The legislation under discussion would establish an “Estonian-style” corporate tax regime. Under Estonia’s corporate tax system, tax is generally due only when profits are distributed. According to the Polish Ministry of Finance, the planned moves aim to encourage companies to retain profits and reinvest them into the economy, in order to help the country to recover from the COVID-19 crisis. In the tabled bill, the Polish Government has proposed to expand access to the concessionary tax regime, by enabling access for companies whose revenues do not exceed PLN100m (USD26.6m), up from PLN50m under the original plans.

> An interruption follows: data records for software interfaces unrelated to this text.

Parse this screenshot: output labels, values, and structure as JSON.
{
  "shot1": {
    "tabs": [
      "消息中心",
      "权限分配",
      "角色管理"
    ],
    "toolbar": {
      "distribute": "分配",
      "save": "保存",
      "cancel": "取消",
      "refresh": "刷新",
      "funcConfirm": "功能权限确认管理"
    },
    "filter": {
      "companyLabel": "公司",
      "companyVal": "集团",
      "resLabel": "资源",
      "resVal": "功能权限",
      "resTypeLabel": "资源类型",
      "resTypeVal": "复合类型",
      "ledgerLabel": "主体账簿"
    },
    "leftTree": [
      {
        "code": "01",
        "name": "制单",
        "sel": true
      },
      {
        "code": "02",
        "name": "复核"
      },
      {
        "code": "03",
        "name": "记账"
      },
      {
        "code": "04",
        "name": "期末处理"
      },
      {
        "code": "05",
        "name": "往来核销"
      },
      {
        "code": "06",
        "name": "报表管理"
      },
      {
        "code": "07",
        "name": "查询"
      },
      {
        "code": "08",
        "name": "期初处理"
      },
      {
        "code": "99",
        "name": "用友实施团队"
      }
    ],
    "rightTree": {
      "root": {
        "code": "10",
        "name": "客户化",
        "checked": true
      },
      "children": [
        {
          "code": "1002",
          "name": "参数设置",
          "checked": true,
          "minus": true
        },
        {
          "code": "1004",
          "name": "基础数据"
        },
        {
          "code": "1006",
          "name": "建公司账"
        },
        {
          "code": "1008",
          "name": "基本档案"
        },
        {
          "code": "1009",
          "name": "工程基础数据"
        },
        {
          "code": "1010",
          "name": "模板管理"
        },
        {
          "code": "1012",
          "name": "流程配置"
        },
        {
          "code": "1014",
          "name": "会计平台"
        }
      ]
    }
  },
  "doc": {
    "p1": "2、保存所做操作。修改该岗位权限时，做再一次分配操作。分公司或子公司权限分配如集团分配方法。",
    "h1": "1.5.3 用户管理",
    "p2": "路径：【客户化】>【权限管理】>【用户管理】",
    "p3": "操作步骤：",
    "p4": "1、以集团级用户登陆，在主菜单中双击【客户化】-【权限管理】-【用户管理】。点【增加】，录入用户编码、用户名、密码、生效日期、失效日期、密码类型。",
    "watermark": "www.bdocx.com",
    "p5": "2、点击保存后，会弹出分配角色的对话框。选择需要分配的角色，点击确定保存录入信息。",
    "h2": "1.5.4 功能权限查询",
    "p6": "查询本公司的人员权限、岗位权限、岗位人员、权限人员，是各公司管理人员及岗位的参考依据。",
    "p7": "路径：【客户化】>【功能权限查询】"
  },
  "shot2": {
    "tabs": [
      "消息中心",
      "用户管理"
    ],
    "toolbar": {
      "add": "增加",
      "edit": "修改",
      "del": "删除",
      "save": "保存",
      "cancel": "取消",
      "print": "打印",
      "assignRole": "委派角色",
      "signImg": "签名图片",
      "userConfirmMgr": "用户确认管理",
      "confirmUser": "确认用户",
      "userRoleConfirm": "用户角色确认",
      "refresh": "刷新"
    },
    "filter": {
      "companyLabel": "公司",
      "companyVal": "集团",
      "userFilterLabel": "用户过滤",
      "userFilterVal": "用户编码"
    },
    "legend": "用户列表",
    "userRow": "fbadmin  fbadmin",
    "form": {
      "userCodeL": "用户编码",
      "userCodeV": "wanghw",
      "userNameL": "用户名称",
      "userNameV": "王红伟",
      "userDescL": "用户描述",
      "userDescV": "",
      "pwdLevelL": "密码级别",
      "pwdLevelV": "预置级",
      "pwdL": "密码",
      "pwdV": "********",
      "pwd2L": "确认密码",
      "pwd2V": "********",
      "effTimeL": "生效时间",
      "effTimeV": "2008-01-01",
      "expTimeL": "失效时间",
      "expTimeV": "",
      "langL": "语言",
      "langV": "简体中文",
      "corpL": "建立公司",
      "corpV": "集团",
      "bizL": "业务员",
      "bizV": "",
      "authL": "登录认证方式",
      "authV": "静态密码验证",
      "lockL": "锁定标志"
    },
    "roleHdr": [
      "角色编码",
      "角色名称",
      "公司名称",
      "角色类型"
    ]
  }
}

If approved, the amendment to the corporate income tax act would enter into force from January 2021.
The second … Read More »
On July 31, 2020, the Polish Ministry of Finance announced the launch of a consultation on plans to introduce an “Estonian-style” corporate tax regime.
Under Estonia’s corporate tax system, tax is generally due only when profits are distributed. The Polish proposals are intended to encourage companies to retain profits and reinvest them into the economy, thereby helping the country to recover from the COVID-19 crisis.
The proposals are aimed at small- and medium-sized companies, and the Ministry previously said that the regime would be subject to certain restrictions on shareholdings, passive vs. active income, the reinvestment of profits, and revenue thresholds. If approved, the new corporate tax rules would enter into force from January 2021.
For more information on this, and other topical international tax matters, please visit: https://www.cchgroup.com/roles/corporations/international-solutions/research/global-tax-weekly-a-closer-look
Free zones are presently all the rage (including in South Africa). So much so that Poland has decided to go the whole hog and transform itself into one big, country-sized special economic zone.
The fact that the world seems to have lost count of the number of its free zones tells you something about the rate at which they have proliferated in the post-World War Two era, and particularly in the last couple of decades. According to the World Freezone Atlas published in 2010, there were 1,735 free zones, dotted all over the globe. However, an OECD study published two years previously suggested that there were as many as 5,000 free zones. Perhaps the true figure is somewhere in the middle – something like 3,500 perhaps, as the World Trade Organization suggests.
The actual answer, I think, depends very much on your definition … Read More »